Part of the reason we believe our portfolios will have slightly lower default rates versus an indexed approach to investing in marketplace loans is due to the additional underwriting we do when selecting loans for our client’s accounts. We have a very strict screening criteria which actually eliminates more than 90% of the loans that are approved on Lending Club’s platform. Since Lending Club only approves about 10% of applicants on their platform, that means that only 1% (10% * 10%) of initial applicants would even qualify for inclusion in our clients’ accounts.
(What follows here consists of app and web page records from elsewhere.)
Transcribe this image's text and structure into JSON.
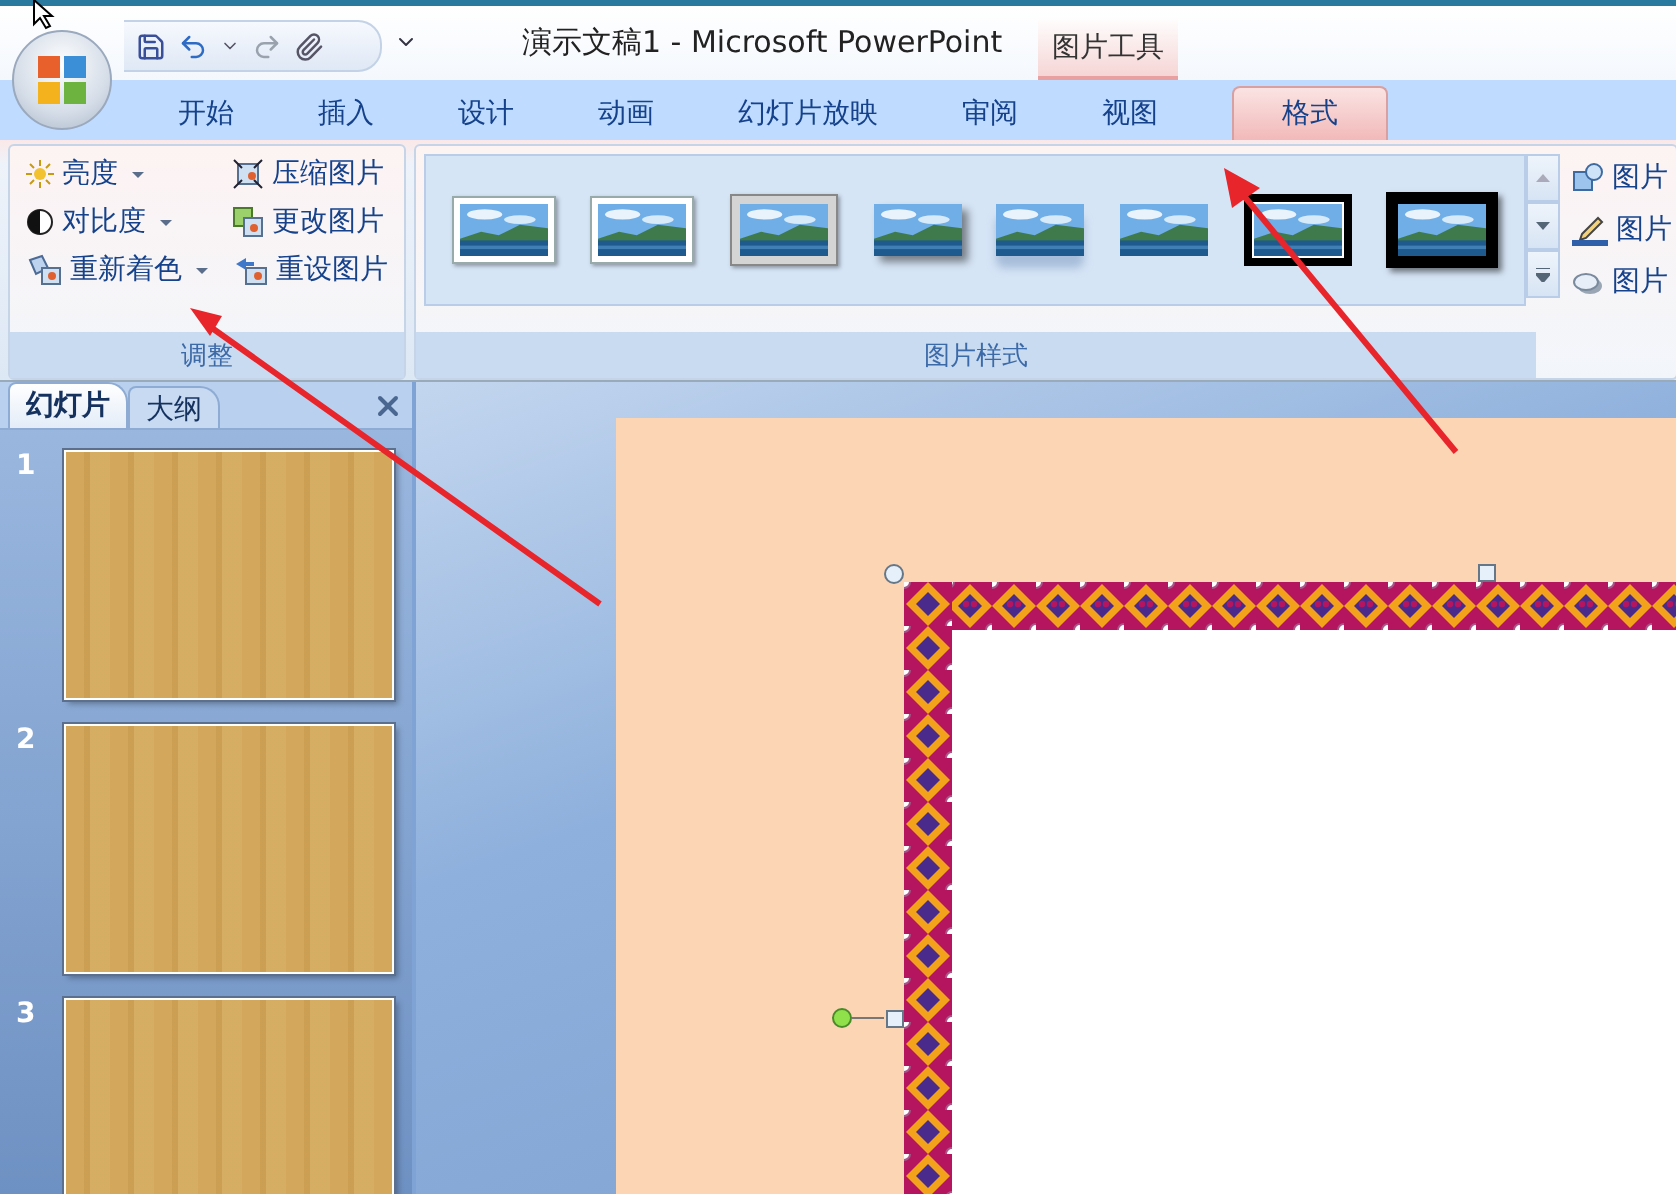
{
  "title_bar": {
    "title": "演示文稿1 - Microsoft PowerPoint",
    "contextual_header": "图片工具"
  },
  "tabs": [
    {
      "label": "开始",
      "selected": false
    },
    {
      "label": "插入",
      "selected": false
    },
    {
      "label": "设计",
      "selected": false
    },
    {
      "label": "动画",
      "selected": false
    },
    {
      "label": "幻灯片放映",
      "selected": false
    },
    {
      "label": "审阅",
      "selected": false
    },
    {
      "label": "视图",
      "selected": false
    },
    {
      "label": "格式",
      "selected": true
    }
  ],
  "adjust_group": {
    "label": "调整",
    "commands": [
      {
        "label": "亮度",
        "dropdown": true
      },
      {
        "label": "压缩图片",
        "dropdown": false
      },
      {
        "label": "对比度",
        "dropdown": true
      },
      {
        "label": "更改图片",
        "dropdown": false
      },
      {
        "label": "重新着色",
        "dropdown": true
      },
      {
        "label": "重设图片",
        "dropdown": false
      }
    ]
  },
  "styles_group": {
    "label": "图片样式",
    "gallery": [
      {
        "kind": "white-frame"
      },
      {
        "kind": "white-frame"
      },
      {
        "kind": "gray-frame"
      },
      {
        "kind": "shadow"
      },
      {
        "kind": "reflection"
      },
      {
        "kind": "soft-edge"
      },
      {
        "kind": "double-black"
      },
      {
        "kind": "thick-black"
      }
    ],
    "side_commands": [
      {
        "label": "图片"
      },
      {
        "label": "图片"
      },
      {
        "label": "图片"
      }
    ]
  },
  "slides_pane": {
    "tabs": [
      {
        "label": "幻灯片",
        "selected": true
      },
      {
        "label": "大纲",
        "selected": false
      }
    ],
    "slides": [
      {
        "number": "1"
      },
      {
        "number": "2"
      },
      {
        "number": "3"
      }
    ]
  }
}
Even though our track record is relatively short, we can already measure some of the impact our underwriting is having versus the broader universe of loans. The below chart shows the actual performance of one of the oldest accounts in our composite. The large blue dot shows the return on this account versus other accounts with similar yield and loan concentration on the Lending Club platform. Although it doesn’t look like much, the fact that the blue dot is hovering in the upper third of the distribution for accounts of similar age means that this account is earning an extra 1% - 2% over the average account of similar vintage and makeup.
Marketplace lending continues to grow in popularity with both individual and institutional investors. Van Eck’s recent endorsement of the industry further solidifies the thesis that P2P loans are a legitimate investment alternative for anyone looking to diversify their portfolio. As previously mentioned, when it comes to P2P investing there is safety in numbers, but on the flip side, there is often wisdom in not following the herd. P2P lending is a relatively young marketplace, but one that can provide handsome rewards and excellent diversification for those willing to challenge the traditional stock-bond paradigm. As NSR Invest recently pointed out in their monthly newsletter, Season Investments is here to assist investors looking for help in navigating the P2P marketplace.
Author Elliott Orsillo, CFA is a founding member of Season Investments and serves on the investment committee overseeing the management of client assets. He spent nearly ten years as a financial analyst and portfolio manager working primarily with institutional clients prior to co-founding Season Investments. Elliott earned a bachelor's degree in Engineering from Oral Roberts University and a master's degree from Stanford University in Management Science & Engineering with an emphasis in Finance. Elliott and his wife Gigi have three children and like to spend their time outdoors enjoying everything the great state of Colorado has to offer.
Transparency is one of the defining characteristics of our firm. As such, it is our goal to communicate with our clients frequently and in a straightforward way about what we are doing in their portfolios and why. This information is not to be construed as an offer to sell or the solicitation of an offer to buy any securities. It represents only the opinions of Season Investments. Any views expressed are provided for informational purposes only and should not be construed as an offer, an endorsement, or inducement to invest.